Aki Sugawara
November 1, 2013

With lofty CAFE targets hovering over the automakers’ heads, manufacturers can give overly enthusiastic fuel economy figures, as shown with Ford’s C-Max. But how about the 2013 Dodge Dart and its Fiat 500 Abarth-derived turbo engine? Having logged over 13,000 miles on the crimson-hued Dodge, we’re happy to see that largely lives up to its gas-sipping promises.

Over the course of ten months, the Dart averaged 30.3 mpg, a stone’s throw from the 27/37/31 city/hwy/combined figure given by the EPA. But in city driving (and from co-workers with an over-zealous right foot), the fuel economy dipped as low as 22 mpg, and on the highway some reported as high as 38 mpg. As with most cars, cruising at speeds higher than 65 mph all but ensured that we wouldn’t hit the 37 highway mpg number, and we routinely saw averages around 31 – 32 mpg for longer excursions.

One surprise for the Dart is its relatively large fuel tank for the segment. Whereas others typically have a 13-gallon tank, the Dodge can carry 15.8 gallons, which guaranteed that we could make a San Francisco to Los Angeles trip with fuel to spare.

Strangely enough, I also got my first thumbs up driving the car from a college-aged guy driving a lower-trimmed Dart, who admired the Rallye trim’s blackout treatment on the grill. Biased praise, admittedly — but I can’t recall the last time someone gave a shout-out to me an economy car.

With the holiday season fast approaching, we’ll be logging more long-distance miles on the Dart, and see whether it continues to see 30+ mpg numbers in colder weather.

2013 Dodge Dart

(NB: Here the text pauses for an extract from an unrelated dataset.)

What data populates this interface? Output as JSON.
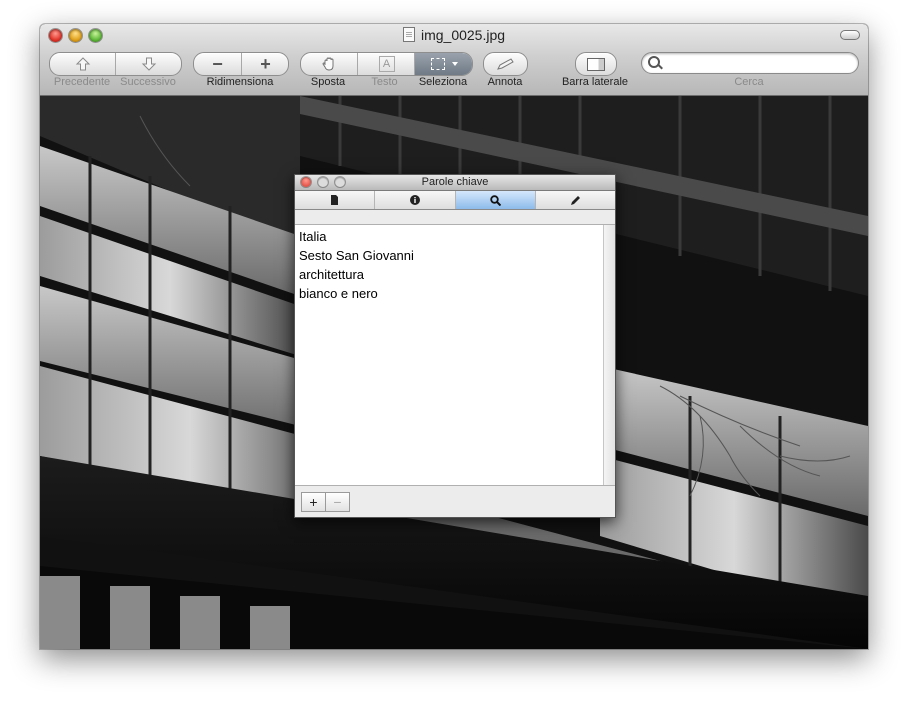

Months in fleet 10
Miles on odometer 13,268
Average mpg 30.3
Maintenance costs: $61.84 (synthetic oil change, tire rotation)
In-warranty repair: Transmission pump ($0)
Wear/out-of-warranty repair None